With the age-old taboo of keeping your earnings to yourself, revealing your salary to co-workers is a relatively new concept.

This transparency has been spearheaded by millennials and Gen Z who are more open about such matters. Getting a new job can be a good place to negotiate for oneself.

An employment offer from a possible new company sparks enthusiasm and aspirations for the future.

But it also brings up the reality of the tough stage in talks and the topic of compensation and perks tied to the employment contract.

Some employers in South Africa still require prospective new workers to verify their former compensation before making a specific offer.

This provides a hurdle for those who would like to bargain based on the value they bring rather than their historical remuneration.

“After having gone through the job search, application, short-listing, interview, and assessment process, it can feel that your job is done.
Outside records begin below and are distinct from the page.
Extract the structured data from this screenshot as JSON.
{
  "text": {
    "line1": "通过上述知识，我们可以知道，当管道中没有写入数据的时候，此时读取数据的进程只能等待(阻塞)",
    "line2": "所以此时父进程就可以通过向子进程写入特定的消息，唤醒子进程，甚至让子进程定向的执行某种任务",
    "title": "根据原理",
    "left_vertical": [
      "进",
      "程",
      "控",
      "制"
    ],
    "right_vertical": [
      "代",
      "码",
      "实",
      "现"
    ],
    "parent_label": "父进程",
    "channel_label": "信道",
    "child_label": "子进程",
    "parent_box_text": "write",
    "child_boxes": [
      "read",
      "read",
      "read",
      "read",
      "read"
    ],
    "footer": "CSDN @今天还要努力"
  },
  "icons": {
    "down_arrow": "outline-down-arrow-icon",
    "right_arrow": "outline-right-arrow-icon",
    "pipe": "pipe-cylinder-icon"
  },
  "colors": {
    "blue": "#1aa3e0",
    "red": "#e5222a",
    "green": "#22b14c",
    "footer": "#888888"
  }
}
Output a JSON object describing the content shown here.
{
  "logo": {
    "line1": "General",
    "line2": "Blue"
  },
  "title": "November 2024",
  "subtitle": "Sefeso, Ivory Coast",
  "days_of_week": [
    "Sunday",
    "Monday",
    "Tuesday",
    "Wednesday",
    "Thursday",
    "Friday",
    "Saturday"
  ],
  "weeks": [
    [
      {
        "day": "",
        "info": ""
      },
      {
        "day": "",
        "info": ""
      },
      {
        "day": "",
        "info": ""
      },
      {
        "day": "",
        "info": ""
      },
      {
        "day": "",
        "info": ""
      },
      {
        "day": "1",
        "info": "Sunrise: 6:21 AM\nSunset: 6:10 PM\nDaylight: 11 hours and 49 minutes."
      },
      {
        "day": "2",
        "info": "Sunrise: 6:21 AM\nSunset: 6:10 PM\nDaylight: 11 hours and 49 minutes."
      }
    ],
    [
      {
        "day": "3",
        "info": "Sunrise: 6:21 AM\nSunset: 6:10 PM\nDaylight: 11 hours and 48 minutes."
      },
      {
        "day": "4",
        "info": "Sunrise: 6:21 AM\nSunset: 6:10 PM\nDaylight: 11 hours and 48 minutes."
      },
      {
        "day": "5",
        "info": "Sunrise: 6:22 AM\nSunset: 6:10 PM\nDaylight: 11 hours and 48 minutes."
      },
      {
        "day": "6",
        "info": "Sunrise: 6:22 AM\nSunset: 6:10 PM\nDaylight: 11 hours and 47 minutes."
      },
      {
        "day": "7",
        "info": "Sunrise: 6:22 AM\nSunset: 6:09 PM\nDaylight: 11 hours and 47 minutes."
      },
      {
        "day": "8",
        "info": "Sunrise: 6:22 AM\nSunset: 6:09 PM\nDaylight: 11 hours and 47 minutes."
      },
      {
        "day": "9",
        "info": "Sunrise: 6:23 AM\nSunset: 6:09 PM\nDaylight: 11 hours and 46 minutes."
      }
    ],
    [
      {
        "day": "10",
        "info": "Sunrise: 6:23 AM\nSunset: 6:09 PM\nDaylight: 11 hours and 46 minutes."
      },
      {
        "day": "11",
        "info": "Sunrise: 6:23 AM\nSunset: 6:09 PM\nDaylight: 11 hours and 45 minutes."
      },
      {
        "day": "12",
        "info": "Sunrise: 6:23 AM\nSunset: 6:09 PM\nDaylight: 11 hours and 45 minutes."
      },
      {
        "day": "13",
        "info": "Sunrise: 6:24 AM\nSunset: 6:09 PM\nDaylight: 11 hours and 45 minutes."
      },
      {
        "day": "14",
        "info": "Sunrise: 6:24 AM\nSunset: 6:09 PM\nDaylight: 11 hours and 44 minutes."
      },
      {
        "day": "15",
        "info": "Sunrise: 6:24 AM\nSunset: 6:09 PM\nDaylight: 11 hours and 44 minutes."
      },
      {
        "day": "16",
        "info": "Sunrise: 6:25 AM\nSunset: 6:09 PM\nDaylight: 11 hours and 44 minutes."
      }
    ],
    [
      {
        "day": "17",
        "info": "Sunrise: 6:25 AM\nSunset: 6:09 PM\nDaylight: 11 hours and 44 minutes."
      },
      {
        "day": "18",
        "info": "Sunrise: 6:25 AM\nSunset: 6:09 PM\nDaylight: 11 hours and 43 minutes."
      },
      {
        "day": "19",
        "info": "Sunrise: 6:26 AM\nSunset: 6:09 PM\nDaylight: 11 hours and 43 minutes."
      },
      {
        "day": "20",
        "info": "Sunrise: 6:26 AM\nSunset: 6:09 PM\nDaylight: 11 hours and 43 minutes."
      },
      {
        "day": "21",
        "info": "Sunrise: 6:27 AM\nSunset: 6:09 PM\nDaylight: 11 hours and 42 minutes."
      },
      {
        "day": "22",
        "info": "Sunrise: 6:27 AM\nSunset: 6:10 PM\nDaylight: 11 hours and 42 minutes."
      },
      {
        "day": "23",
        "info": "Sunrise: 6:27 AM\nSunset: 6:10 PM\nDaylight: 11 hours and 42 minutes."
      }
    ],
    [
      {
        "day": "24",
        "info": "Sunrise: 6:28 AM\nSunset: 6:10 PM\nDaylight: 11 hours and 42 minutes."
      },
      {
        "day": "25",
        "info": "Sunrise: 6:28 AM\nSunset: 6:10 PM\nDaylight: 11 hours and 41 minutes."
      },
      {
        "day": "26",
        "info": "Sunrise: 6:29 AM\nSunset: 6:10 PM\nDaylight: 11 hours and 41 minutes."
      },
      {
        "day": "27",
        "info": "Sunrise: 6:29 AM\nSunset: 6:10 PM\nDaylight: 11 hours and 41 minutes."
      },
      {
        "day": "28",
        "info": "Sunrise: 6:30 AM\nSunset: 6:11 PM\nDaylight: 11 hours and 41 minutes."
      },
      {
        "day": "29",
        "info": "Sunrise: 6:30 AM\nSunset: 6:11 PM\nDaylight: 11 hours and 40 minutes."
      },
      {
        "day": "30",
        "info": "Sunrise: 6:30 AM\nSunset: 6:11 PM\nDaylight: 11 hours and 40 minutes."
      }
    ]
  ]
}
But if not handled correctly, things can still go awry during the package negotiations if not handled diplomatically,” warns Africa MD at Jack Hammer, Advaita Naidoo.

These talks can be difficult because the applicant will prefer to negotiate pay in line with what they feel they are worth.

On the other hand, companies would prefer to control their expenses and risks whenever feasible.

According to Naidoo, there are several reasons why employees may be earning a salary that does not reflect the value they provide to a business.

For example, the employee may have received just inflation-linked raises for many years, raises may have been placed on hold in the past owing to company performance, or someone may have been subjected to pay disparities based on racial or gender bias.

“For those being offered a new position who believe that they should not merely be receiving an incremental raise based on their previous remuneration, but rather an offer that is in line with the value they bring and what the company is willing and able to pay, this can present an uncomfortable situation,” she says.

Naidoo went on to say that the key to securing a fair conclusion is to approach the discussions prepared and with adequate supporting evidence.

“A candidate must do their homework to determine firstly what the range of a market-related salary would be and secondly, where in that range they will fall. This information can be hard to obtain, but some resources do exist, such as industry-related salary surveys and benchmarking.

“Candidates should match current industry compensation to their own experience, skills, and track record, and then also align that to the stage of maturity, size of company, industry, location, current financial position, and growth prospects. All of these variables play a role in determining what ‘fair’ entails.”

When prepared with the necessary facts and data, justifying one's package expectations becomes a less stressful affair.

Naidoo advises candidates to have a strong grasp of their present salary package and structure before entering into offer talks, to avoid unwittingly underbidding oneself.